## What the task asks
In the listing below, tally each line that contains "Copy". Reply with the total only.
*** Source data ***
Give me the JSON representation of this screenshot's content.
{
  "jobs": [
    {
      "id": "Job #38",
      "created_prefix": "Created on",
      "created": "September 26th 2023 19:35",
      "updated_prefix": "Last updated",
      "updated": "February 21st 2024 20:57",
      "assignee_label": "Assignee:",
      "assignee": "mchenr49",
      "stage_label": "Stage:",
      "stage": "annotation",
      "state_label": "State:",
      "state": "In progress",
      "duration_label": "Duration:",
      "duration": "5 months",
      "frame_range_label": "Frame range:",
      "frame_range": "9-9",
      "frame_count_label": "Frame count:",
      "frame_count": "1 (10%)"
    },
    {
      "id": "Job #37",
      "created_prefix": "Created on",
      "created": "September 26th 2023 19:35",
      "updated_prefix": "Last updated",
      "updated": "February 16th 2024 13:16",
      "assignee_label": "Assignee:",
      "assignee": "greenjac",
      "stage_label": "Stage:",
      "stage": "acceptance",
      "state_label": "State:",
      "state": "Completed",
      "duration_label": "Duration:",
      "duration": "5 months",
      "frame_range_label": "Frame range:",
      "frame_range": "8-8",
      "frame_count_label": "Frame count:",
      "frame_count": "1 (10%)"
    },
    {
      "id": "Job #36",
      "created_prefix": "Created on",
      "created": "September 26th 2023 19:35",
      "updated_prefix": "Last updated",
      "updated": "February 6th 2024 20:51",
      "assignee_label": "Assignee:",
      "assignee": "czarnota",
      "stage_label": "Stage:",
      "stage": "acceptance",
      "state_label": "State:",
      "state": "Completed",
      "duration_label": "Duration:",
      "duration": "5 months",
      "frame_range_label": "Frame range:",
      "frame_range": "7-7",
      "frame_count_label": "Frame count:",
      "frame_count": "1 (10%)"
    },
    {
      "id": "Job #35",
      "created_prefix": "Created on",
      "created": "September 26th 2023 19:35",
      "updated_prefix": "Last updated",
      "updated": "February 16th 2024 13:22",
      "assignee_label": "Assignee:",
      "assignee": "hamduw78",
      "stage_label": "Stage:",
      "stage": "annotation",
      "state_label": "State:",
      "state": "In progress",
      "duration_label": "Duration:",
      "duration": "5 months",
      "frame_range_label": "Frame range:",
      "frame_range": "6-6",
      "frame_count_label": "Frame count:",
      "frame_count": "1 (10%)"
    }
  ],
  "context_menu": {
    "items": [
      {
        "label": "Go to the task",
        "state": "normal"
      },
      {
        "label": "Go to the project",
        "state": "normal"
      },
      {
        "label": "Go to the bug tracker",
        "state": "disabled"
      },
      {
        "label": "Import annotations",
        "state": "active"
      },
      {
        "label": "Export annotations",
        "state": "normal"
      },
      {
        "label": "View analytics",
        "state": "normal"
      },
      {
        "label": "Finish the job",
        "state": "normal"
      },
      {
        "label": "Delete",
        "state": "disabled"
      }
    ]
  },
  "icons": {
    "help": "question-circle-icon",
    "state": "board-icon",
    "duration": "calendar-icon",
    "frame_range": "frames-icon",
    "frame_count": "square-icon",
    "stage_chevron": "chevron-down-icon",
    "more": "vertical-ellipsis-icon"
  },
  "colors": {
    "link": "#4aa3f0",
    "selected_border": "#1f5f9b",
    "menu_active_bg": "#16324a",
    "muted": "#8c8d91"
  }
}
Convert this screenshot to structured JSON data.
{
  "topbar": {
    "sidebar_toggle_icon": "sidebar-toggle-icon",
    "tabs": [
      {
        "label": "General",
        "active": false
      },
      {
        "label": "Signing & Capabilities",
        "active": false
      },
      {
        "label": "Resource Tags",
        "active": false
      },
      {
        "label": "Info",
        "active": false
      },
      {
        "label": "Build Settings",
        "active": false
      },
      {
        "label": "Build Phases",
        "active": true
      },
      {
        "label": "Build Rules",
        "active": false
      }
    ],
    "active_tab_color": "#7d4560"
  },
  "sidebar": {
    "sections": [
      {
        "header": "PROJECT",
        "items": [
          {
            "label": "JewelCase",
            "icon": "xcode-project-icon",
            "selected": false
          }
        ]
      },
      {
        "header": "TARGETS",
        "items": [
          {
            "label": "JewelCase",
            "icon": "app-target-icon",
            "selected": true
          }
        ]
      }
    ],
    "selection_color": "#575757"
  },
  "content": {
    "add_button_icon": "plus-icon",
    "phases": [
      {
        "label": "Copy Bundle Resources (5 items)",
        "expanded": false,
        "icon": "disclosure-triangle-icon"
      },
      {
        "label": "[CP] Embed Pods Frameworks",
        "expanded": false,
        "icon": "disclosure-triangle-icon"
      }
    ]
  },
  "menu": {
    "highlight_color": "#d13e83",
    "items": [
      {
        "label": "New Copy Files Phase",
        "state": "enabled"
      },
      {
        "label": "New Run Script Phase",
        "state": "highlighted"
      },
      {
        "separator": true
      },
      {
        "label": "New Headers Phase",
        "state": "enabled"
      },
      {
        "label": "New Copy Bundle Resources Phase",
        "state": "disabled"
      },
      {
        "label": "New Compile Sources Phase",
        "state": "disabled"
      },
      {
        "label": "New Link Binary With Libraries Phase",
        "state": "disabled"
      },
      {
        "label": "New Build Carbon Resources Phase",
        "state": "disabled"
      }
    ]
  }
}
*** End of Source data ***
## Response area
3